START Source records
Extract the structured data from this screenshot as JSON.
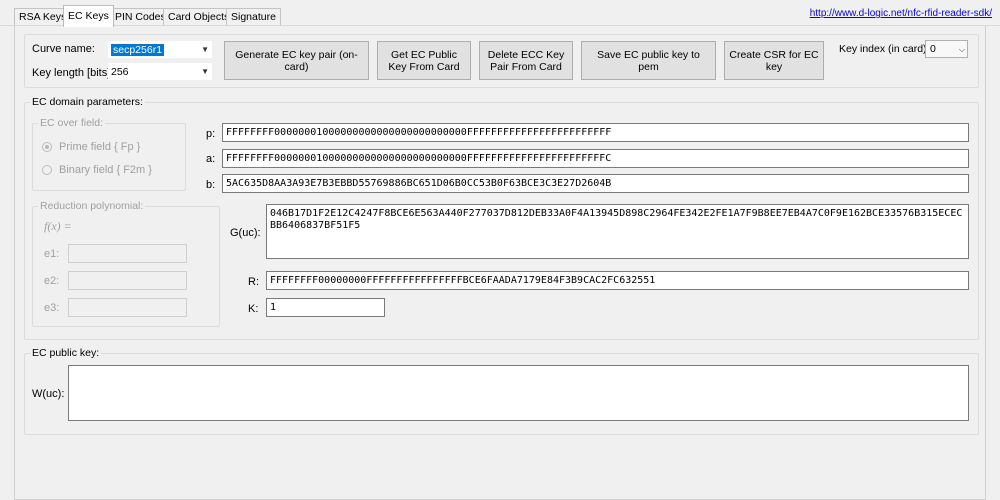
{
  "tabs": [
    "RSA Keys",
    "EC Keys",
    "PIN Codes",
    "Card Objects",
    "Signature"
  ],
  "sdk_link": "http://www.d-logic.net/nfc-rfid-reader-sdk/",
  "curve": {
    "name_label": "Curve name:",
    "name_value": "secp256r1",
    "length_label": "Key length [bits]:",
    "length_value": "256"
  },
  "buttons": {
    "generate": "Generate EC key pair (on-card)",
    "get_public": "Get EC Public Key From Card",
    "delete_pair": "Delete ECC Key Pair From Card",
    "save_pem": "Save EC public key to pem",
    "create_csr": "Create CSR for EC key"
  },
  "key_index": {
    "label": "Key index (in card):",
    "value": "0"
  },
  "domain": {
    "title": "EC domain parameters:",
    "field_group": "EC over field:",
    "prime": "Prime field { Fp }",
    "binary": "Binary field { F2m }",
    "poly_group": "Reduction polynomial:",
    "fx": "f(x) =",
    "e1": "e1:",
    "e2": "e2:",
    "e3": "e3:",
    "p_label": "p:",
    "p": "FFFFFFFF00000001000000000000000000000000FFFFFFFFFFFFFFFFFFFFFFFF",
    "a_label": "a:",
    "a": "FFFFFFFF00000001000000000000000000000000FFFFFFFFFFFFFFFFFFFFFFFC",
    "b_label": "b:",
    "b": "5AC635D8AA3A93E7B3EBBD55769886BC651D06B0CC53B0F63BCE3C3E27D2604B",
    "g_label": "G(uc):",
    "g": "046B17D1F2E12C4247F8BCE6E563A440F277037D812DEB33A0F4A13945D898C2964FE342E2FE1A7F9B8EE7EB4A7C0F9E162BCE33576B315ECECBB6406837BF51F5",
    "r_label": "R:",
    "r": "FFFFFFFF00000000FFFFFFFFFFFFFFFFBCE6FAADA7179E84F3B9CAC2FC632551",
    "k_label": "K:",
    "k": "1"
  },
  "public_key": {
    "title": "EC public key:",
    "w_label": "W(uc):",
    "w": ""
  }
}
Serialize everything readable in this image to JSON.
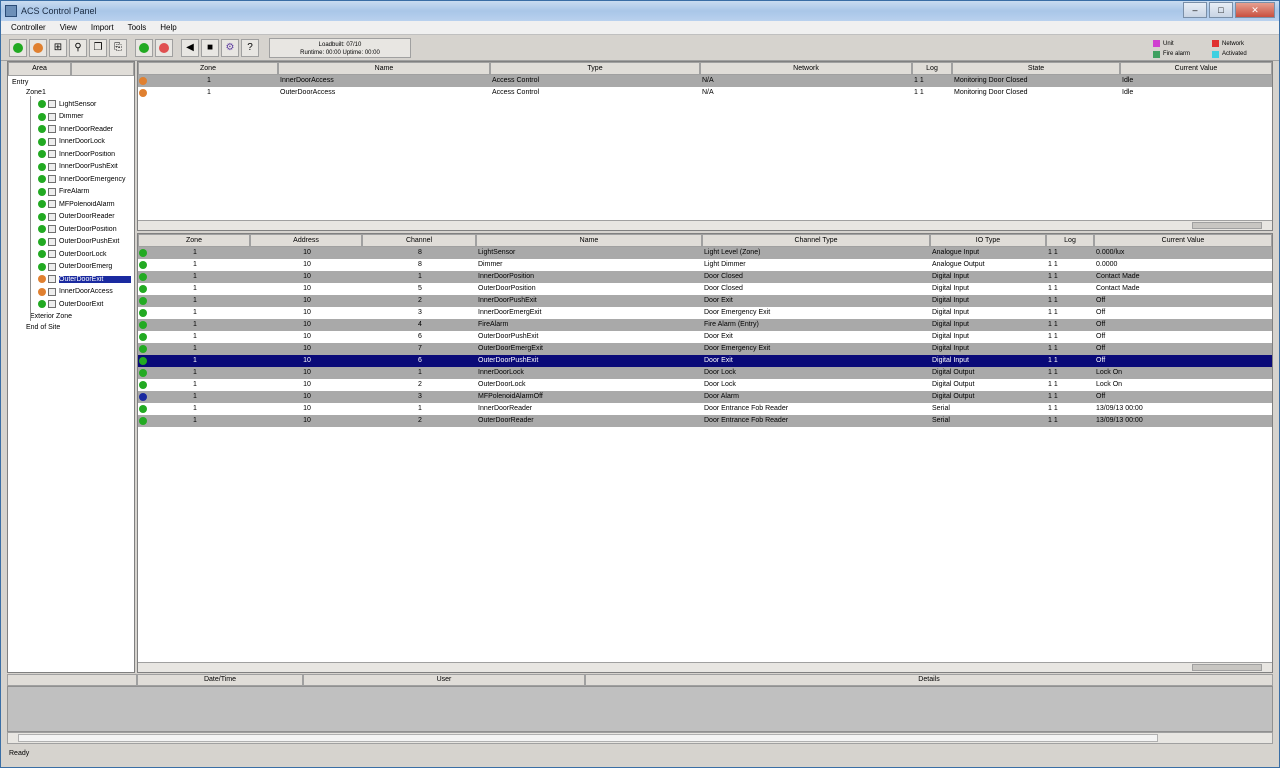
{
  "window": {
    "title": "ACS Control Panel"
  },
  "taskbar_tabs": [
    "",
    "",
    "",
    "",
    "",
    "",
    ""
  ],
  "menu": [
    "Controller",
    "View",
    "Import",
    "Tools",
    "Help"
  ],
  "clock": {
    "line1": "Loadbuilt: 07/10",
    "line2": "Runtime: 00:00   Uptime: 00:00"
  },
  "legend": [
    {
      "label": "Unit",
      "color": "#d040d0"
    },
    {
      "label": "Network",
      "color": "#e03030"
    },
    {
      "label": "Fire alarm",
      "color": "#40a060"
    },
    {
      "label": "Activated",
      "color": "#40d0e0"
    }
  ],
  "left_panel": {
    "tabs": [
      "Area",
      ""
    ],
    "root": "Entry",
    "zone": "Zone1",
    "items": [
      {
        "label": "LightSensor",
        "color": "#22aa22",
        "selected": false
      },
      {
        "label": "Dimmer",
        "color": "#22aa22",
        "selected": false
      },
      {
        "label": "InnerDoorReader",
        "color": "#22aa22",
        "selected": false
      },
      {
        "label": "InnerDoorLock",
        "color": "#22aa22",
        "selected": false
      },
      {
        "label": "InnerDoorPosition",
        "color": "#22aa22",
        "selected": false
      },
      {
        "label": "InnerDoorPushExit",
        "color": "#22aa22",
        "selected": false
      },
      {
        "label": "InnerDoorEmergency",
        "color": "#22aa22",
        "selected": false
      },
      {
        "label": "FireAlarm",
        "color": "#22aa22",
        "selected": false
      },
      {
        "label": "MFPolenoidAlarm",
        "color": "#22aa22",
        "selected": false
      },
      {
        "label": "OuterDoorReader",
        "color": "#22aa22",
        "selected": false
      },
      {
        "label": "OuterDoorPosition",
        "color": "#22aa22",
        "selected": false
      },
      {
        "label": "OuterDoorPushExit",
        "color": "#22aa22",
        "selected": false
      },
      {
        "label": "OuterDoorLock",
        "color": "#22aa22",
        "selected": false
      },
      {
        "label": "OuterDoorEmerg",
        "color": "#22aa22",
        "selected": false
      },
      {
        "label": "OuterDoorExit",
        "color": "#e08030",
        "selected": true
      },
      {
        "label": "InnerDoorAccess",
        "color": "#e08030",
        "selected": false
      },
      {
        "label": "OuterDoorExit",
        "color": "#22aa22",
        "selected": false
      }
    ],
    "tail": [
      "Exterior Zone",
      "End of Site"
    ]
  },
  "top_grid": {
    "columns": [
      "Zone",
      "Name",
      "Type",
      "Network",
      "Log",
      "State",
      "Current Value"
    ],
    "rows": [
      {
        "dot": "#e08030",
        "cells": [
          "1",
          "InnerDoorAccess",
          "Access Control",
          "N/A",
          "1  1",
          "Monitoring Door Closed",
          "Idle"
        ]
      },
      {
        "dot": "#e08030",
        "cells": [
          "1",
          "OuterDoorAccess",
          "Access Control",
          "N/A",
          "1  1",
          "Monitoring Door Closed",
          "Idle"
        ]
      }
    ]
  },
  "mid_grid": {
    "columns": [
      "Zone",
      "Address",
      "Channel",
      "Name",
      "Channel Type",
      "IO Type",
      "Log",
      "Current Value"
    ],
    "rows": [
      {
        "dot": "#22aa22",
        "cells": [
          "1",
          "10",
          "8",
          "LightSensor",
          "Light Level (Zone)",
          "Analogue Input",
          "1  1",
          "0.000/lux"
        ]
      },
      {
        "dot": "#22aa22",
        "cells": [
          "1",
          "10",
          "8",
          "Dimmer",
          "Light Dimmer",
          "Analogue Output",
          "1  1",
          "0.0000"
        ]
      },
      {
        "dot": "#22aa22",
        "cells": [
          "1",
          "10",
          "1",
          "InnerDoorPosition",
          "Door Closed",
          "Digital Input",
          "1  1",
          "Contact Made"
        ]
      },
      {
        "dot": "#22aa22",
        "cells": [
          "1",
          "10",
          "5",
          "OuterDoorPosition",
          "Door Closed",
          "Digital Input",
          "1  1",
          "Contact Made"
        ]
      },
      {
        "dot": "#22aa22",
        "cells": [
          "1",
          "10",
          "2",
          "InnerDoorPushExit",
          "Door Exit",
          "Digital Input",
          "1  1",
          "Off"
        ]
      },
      {
        "dot": "#22aa22",
        "cells": [
          "1",
          "10",
          "3",
          "InnerDoorEmergExit",
          "Door Emergency Exit",
          "Digital Input",
          "1  1",
          "Off"
        ]
      },
      {
        "dot": "#22aa22",
        "cells": [
          "1",
          "10",
          "4",
          "FireAlarm",
          "Fire Alarm (Entry)",
          "Digital Input",
          "1  1",
          "Off"
        ]
      },
      {
        "dot": "#22aa22",
        "cells": [
          "1",
          "10",
          "6",
          "OuterDoorPushExit",
          "Door Exit",
          "Digital Input",
          "1  1",
          "Off"
        ]
      },
      {
        "dot": "#22aa22",
        "cells": [
          "1",
          "10",
          "7",
          "OuterDoorEmergExit",
          "Door Emergency Exit",
          "Digital Input",
          "1  1",
          "Off"
        ]
      },
      {
        "dot": "#22aa22",
        "cells": [
          "1",
          "10",
          "6",
          "OuterDoorPushExit",
          "Door Exit",
          "Digital Input",
          "1  1",
          "Off"
        ],
        "selected": true
      },
      {
        "dot": "#22aa22",
        "cells": [
          "1",
          "10",
          "1",
          "InnerDoorLock",
          "Door Lock",
          "Digital Output",
          "1  1",
          "Lock On"
        ]
      },
      {
        "dot": "#22aa22",
        "cells": [
          "1",
          "10",
          "2",
          "OuterDoorLock",
          "Door Lock",
          "Digital Output",
          "1  1",
          "Lock On"
        ]
      },
      {
        "dot": "#1a2aa0",
        "cells": [
          "1",
          "10",
          "3",
          "MFPolenoidAlarmOff",
          "Door Alarm",
          "Digital Output",
          "1  1",
          "Off"
        ]
      },
      {
        "dot": "#22aa22",
        "cells": [
          "1",
          "10",
          "1",
          "InnerDoorReader",
          "Door Entrance Fob Reader",
          "Serial",
          "1  1",
          "13/09/13 00:00"
        ]
      },
      {
        "dot": "#22aa22",
        "cells": [
          "1",
          "10",
          "2",
          "OuterDoorReader",
          "Door Entrance Fob Reader",
          "Serial",
          "1  1",
          "13/09/13 00:00"
        ]
      }
    ]
  },
  "log": {
    "columns": [
      "",
      "Date/Time",
      "User",
      "Details"
    ]
  },
  "status": "Ready"
}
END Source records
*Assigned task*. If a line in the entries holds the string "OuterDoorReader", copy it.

*Expected output*.
        "label": "OuterDoorReader",
          "OuterDoorReader",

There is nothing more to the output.